MATERIAL FOR THIS EXERCISE:
########################################
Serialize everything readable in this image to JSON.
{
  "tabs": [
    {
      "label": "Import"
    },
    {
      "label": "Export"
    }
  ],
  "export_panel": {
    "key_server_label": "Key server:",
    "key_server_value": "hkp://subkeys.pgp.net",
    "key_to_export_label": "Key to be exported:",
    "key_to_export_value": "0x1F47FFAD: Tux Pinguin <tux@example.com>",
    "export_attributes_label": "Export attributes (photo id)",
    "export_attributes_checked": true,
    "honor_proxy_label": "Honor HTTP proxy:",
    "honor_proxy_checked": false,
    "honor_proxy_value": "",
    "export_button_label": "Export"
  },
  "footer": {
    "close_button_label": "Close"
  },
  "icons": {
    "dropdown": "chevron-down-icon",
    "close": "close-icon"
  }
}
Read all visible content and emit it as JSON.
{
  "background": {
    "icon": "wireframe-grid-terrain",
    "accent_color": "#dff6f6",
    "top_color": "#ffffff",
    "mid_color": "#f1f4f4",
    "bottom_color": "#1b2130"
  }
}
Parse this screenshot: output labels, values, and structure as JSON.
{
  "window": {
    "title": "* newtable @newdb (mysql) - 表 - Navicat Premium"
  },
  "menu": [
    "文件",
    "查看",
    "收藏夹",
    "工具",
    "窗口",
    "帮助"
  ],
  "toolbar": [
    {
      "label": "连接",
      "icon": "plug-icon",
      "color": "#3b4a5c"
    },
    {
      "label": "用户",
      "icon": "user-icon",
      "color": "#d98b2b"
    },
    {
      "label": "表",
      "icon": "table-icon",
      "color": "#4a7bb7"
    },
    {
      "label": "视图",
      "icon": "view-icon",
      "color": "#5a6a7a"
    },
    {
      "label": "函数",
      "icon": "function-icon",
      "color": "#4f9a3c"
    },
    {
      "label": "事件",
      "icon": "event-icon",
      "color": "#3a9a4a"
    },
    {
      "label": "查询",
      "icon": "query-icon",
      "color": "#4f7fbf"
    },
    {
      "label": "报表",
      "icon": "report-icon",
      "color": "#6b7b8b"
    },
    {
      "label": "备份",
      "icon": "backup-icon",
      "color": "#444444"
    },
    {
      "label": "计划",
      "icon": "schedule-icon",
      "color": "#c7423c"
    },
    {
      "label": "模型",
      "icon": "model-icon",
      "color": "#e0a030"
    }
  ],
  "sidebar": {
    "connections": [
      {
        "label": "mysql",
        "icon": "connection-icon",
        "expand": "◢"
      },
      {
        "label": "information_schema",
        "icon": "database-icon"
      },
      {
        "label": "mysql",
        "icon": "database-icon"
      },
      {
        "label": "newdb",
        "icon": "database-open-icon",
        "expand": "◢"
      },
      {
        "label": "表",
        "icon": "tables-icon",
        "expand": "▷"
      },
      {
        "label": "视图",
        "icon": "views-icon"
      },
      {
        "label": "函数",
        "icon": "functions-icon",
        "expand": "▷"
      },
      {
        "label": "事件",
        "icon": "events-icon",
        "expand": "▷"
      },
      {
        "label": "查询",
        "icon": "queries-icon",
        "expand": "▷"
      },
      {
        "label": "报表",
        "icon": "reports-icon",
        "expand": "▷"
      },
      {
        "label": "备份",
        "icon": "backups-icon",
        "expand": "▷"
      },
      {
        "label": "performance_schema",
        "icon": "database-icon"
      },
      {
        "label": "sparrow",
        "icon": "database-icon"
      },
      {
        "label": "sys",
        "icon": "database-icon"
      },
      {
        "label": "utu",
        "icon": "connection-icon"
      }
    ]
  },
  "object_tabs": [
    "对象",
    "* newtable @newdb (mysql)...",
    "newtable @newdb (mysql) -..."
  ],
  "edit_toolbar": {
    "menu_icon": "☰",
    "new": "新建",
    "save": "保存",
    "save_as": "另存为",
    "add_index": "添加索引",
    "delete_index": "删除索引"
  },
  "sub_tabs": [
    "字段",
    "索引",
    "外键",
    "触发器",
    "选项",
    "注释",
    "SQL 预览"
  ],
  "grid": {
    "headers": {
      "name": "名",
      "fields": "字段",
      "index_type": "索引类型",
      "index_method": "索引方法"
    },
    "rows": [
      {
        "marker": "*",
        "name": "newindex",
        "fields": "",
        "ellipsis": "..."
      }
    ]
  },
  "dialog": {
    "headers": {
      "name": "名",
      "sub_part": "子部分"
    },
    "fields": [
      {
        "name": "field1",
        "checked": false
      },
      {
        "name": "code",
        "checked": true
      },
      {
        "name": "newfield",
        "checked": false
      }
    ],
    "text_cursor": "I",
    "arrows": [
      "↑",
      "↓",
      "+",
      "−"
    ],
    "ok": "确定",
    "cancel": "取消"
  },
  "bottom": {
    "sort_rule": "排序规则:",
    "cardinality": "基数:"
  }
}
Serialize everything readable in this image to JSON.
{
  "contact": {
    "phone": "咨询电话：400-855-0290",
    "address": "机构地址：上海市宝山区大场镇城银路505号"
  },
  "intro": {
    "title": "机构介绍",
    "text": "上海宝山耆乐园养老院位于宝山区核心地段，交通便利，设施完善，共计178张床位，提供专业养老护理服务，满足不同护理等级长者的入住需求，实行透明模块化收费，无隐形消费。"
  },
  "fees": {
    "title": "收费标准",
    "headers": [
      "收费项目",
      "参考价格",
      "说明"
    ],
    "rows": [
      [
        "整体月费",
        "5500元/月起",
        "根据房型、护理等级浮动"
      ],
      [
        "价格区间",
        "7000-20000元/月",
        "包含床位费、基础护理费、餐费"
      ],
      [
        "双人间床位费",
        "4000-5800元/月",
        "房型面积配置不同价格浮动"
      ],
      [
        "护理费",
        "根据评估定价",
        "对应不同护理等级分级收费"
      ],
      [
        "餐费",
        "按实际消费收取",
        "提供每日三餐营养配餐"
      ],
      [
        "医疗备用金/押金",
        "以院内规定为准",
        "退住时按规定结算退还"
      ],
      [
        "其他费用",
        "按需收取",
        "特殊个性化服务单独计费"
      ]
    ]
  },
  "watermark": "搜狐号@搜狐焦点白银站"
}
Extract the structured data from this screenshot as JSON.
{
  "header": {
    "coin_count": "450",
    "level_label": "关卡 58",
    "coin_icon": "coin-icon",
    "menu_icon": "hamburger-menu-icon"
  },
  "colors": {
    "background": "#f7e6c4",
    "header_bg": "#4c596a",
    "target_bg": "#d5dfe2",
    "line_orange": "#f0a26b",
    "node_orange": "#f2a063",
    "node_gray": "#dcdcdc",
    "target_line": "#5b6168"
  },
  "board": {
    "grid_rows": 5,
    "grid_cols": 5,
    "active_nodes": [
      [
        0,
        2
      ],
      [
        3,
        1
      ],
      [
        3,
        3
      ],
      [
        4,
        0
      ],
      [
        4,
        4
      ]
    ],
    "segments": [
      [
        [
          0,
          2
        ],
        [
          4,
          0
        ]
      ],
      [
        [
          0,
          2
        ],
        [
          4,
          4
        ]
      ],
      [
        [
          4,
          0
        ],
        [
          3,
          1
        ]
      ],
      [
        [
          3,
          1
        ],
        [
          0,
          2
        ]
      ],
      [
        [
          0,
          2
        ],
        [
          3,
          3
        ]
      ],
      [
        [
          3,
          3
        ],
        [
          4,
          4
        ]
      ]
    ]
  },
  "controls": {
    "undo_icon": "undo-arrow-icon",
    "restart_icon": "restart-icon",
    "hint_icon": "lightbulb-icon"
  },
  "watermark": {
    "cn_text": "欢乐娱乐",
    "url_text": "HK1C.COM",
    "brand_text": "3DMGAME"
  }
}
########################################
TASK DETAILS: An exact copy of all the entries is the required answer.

FINISHED TASK:
Serialize everything readable in this image to JSON.
{
  "tabs": [
    {
      "label": "Import"
    },
    {
      "label": "Export"
    }
  ],
  "export_panel": {
    "key_server_label": "Key server:",
    "key_server_value": "hkp://subkeys.pgp.net",
    "key_to_export_label": "Key to be exported:",
    "key_to_export_value": "0x1F47FFAD: Tux Pinguin <tux@example.com>",
    "export_attributes_label": "Export attributes (photo id)",
    "export_attributes_checked": true,
    "honor_proxy_label": "Honor HTTP proxy:",
    "honor_proxy_checked": false,
    "honor_proxy_value": "",
    "export_button_label": "Export"
  },
  "footer": {
    "close_button_label": "Close"
  },
  "icons": {
    "dropdown": "chevron-down-icon",
    "close": "close-icon"
  }
}
Read all visible content and emit it as JSON.
{
  "background": {
    "icon": "wireframe-grid-terrain",
    "accent_color": "#dff6f6",
    "top_color": "#ffffff",
    "mid_color": "#f1f4f4",
    "bottom_color": "#1b2130"
  }
}
Parse this screenshot: output labels, values, and structure as JSON.
{
  "window": {
    "title": "* newtable @newdb (mysql) - 表 - Navicat Premium"
  },
  "menu": [
    "文件",
    "查看",
    "收藏夹",
    "工具",
    "窗口",
    "帮助"
  ],
  "toolbar": [
    {
      "label": "连接",
      "icon": "plug-icon",
      "color": "#3b4a5c"
    },
    {
      "label": "用户",
      "icon": "user-icon",
      "color": "#d98b2b"
    },
    {
      "label": "表",
      "icon": "table-icon",
      "color": "#4a7bb7"
    },
    {
      "label": "视图",
      "icon": "view-icon",
      "color": "#5a6a7a"
    },
    {
      "label": "函数",
      "icon": "function-icon",
      "color": "#4f9a3c"
    },
    {
      "label": "事件",
      "icon": "event-icon",
      "color": "#3a9a4a"
    },
    {
      "label": "查询",
      "icon": "query-icon",
      "color": "#4f7fbf"
    },
    {
      "label": "报表",
      "icon": "report-icon",
      "color": "#6b7b8b"
    },
    {
      "label": "备份",
      "icon": "backup-icon",
      "color": "#444444"
    },
    {
      "label": "计划",
      "icon": "schedule-icon",
      "color": "#c7423c"
    },
    {
      "label": "模型",
      "icon": "model-icon",
      "color": "#e0a030"
    }
  ],
  "sidebar": {
    "connections": [
      {
        "label": "mysql",
        "icon": "connection-icon",
        "expand": "◢"
      },
      {
        "label": "information_schema",
        "icon": "database-icon"
      },
      {
        "label": "mysql",
        "icon": "database-icon"
      },
      {
        "label": "newdb",
        "icon": "database-open-icon",
        "expand": "◢"
      },
      {
        "label": "表",
        "icon": "tables-icon",
        "expand": "▷"
      },
      {
        "label": "视图",
        "icon": "views-icon"
      },
      {
        "label": "函数",
        "icon": "functions-icon",
        "expand": "▷"
      },
      {
        "label": "事件",
        "icon": "events-icon",
        "expand": "▷"
      },
      {
        "label": "查询",
        "icon": "queries-icon",
        "expand": "▷"
      },
      {
        "label": "报表",
        "icon": "reports-icon",
        "expand": "▷"
      },
      {
        "label": "备份",
        "icon": "backups-icon",
        "expand": "▷"
      },
      {
        "label": "performance_schema",
        "icon": "database-icon"
      },
      {
        "label": "sparrow",
        "icon": "database-icon"
      },
      {
        "label": "sys",
        "icon": "database-icon"
      },
      {
        "label": "utu",
        "icon": "connection-icon"
      }
    ]
  },
  "object_tabs": [
    "对象",
    "* newtable @newdb (mysql)...",
    "newtable @newdb (mysql) -..."
  ],
  "edit_toolbar": {
    "menu_icon": "☰",
    "new": "新建",
    "save": "保存",
    "save_as": "另存为",
    "add_index": "添加索引",
    "delete_index": "删除索引"
  },
  "sub_tabs": [
    "字段",
    "索引",
    "外键",
    "触发器",
    "选项",
    "注释",
    "SQL 预览"
  ],
  "grid": {
    "headers": {
      "name": "名",
      "fields": "字段",
      "index_type": "索引类型",
      "index_method": "索引方法"
    },
    "rows": [
      {
        "marker": "*",
        "name": "newindex",
        "fields": "",
        "ellipsis": "..."
      }
    ]
  },
  "dialog": {
    "headers": {
      "name": "名",
      "sub_part": "子部分"
    },
    "fields": [
      {
        "name": "field1",
        "checked": false
      },
      {
        "name": "code",
        "checked": true
      },
      {
        "name": "newfield",
        "checked": false
      }
    ],
    "text_cursor": "I",
    "arrows": [
      "↑",
      "↓",
      "+",
      "−"
    ],
    "ok": "确定",
    "cancel": "取消"
  },
  "bottom": {
    "sort_rule": "排序规则:",
    "cardinality": "基数:"
  }
}
Serialize everything readable in this image to JSON.
{
  "contact": {
    "phone": "咨询电话：400-855-0290",
    "address": "机构地址：上海市宝山区大场镇城银路505号"
  },
  "intro": {
    "title": "机构介绍",
    "text": "上海宝山耆乐园养老院位于宝山区核心地段，交通便利，设施完善，共计178张床位，提供专业养老护理服务，满足不同护理等级长者的入住需求，实行透明模块化收费，无隐形消费。"
  },
  "fees": {
    "title": "收费标准",
    "headers": [
      "收费项目",
      "参考价格",
      "说明"
    ],
    "rows": [
      [
        "整体月费",
        "5500元/月起",
        "根据房型、护理等级浮动"
      ],
      [
        "价格区间",
        "7000-20000元/月",
        "包含床位费、基础护理费、餐费"
      ],
      [
        "双人间床位费",
        "4000-5800元/月",
        "房型面积配置不同价格浮动"
      ],
      [
        "护理费",
        "根据评估定价",
        "对应不同护理等级分级收费"
      ],
      [
        "餐费",
        "按实际消费收取",
        "提供每日三餐营养配餐"
      ],
      [
        "医疗备用金/押金",
        "以院内规定为准",
        "退住时按规定结算退还"
      ],
      [
        "其他费用",
        "按需收取",
        "特殊个性化服务单独计费"
      ]
    ]
  },
  "watermark": "搜狐号@搜狐焦点白银站"
}
Extract the structured data from this screenshot as JSON.
{
  "header": {
    "coin_count": "450",
    "level_label": "关卡 58",
    "coin_icon": "coin-icon",
    "menu_icon": "hamburger-menu-icon"
  },
  "colors": {
    "background": "#f7e6c4",
    "header_bg": "#4c596a",
    "target_bg": "#d5dfe2",
    "line_orange": "#f0a26b",
    "node_orange": "#f2a063",
    "node_gray": "#dcdcdc",
    "target_line": "#5b6168"
  },
  "board": {
    "grid_rows": 5,
    "grid_cols": 5,
    "active_nodes": [
      [
        0,
        2
      ],
      [
        3,
        1
      ],
      [
        3,
        3
      ],
      [
        4,
        0
      ],
      [
        4,
        4
      ]
    ],
    "segments": [
      [
        [
          0,
          2
        ],
        [
          4,
          0
        ]
      ],
      [
        [
          0,
          2
        ],
        [
          4,
          4
        ]
      ],
      [
        [
          4,
          0
        ],
        [
          3,
          1
        ]
      ],
      [
        [
          3,
          1
        ],
        [
          0,
          2
        ]
      ],
      [
        [
          0,
          2
        ],
        [
          3,
          3
        ]
      ],
      [
        [
          3,
          3
        ],
        [
          4,
          4
        ]
      ]
    ]
  },
  "controls": {
    "undo_icon": "undo-arrow-icon",
    "restart_icon": "restart-icon",
    "hint_icon": "lightbulb-icon"
  },
  "watermark": {
    "cn_text": "欢乐娱乐",
    "url_text": "HK1C.COM",
    "brand_text": "3DMGAME"
  }
}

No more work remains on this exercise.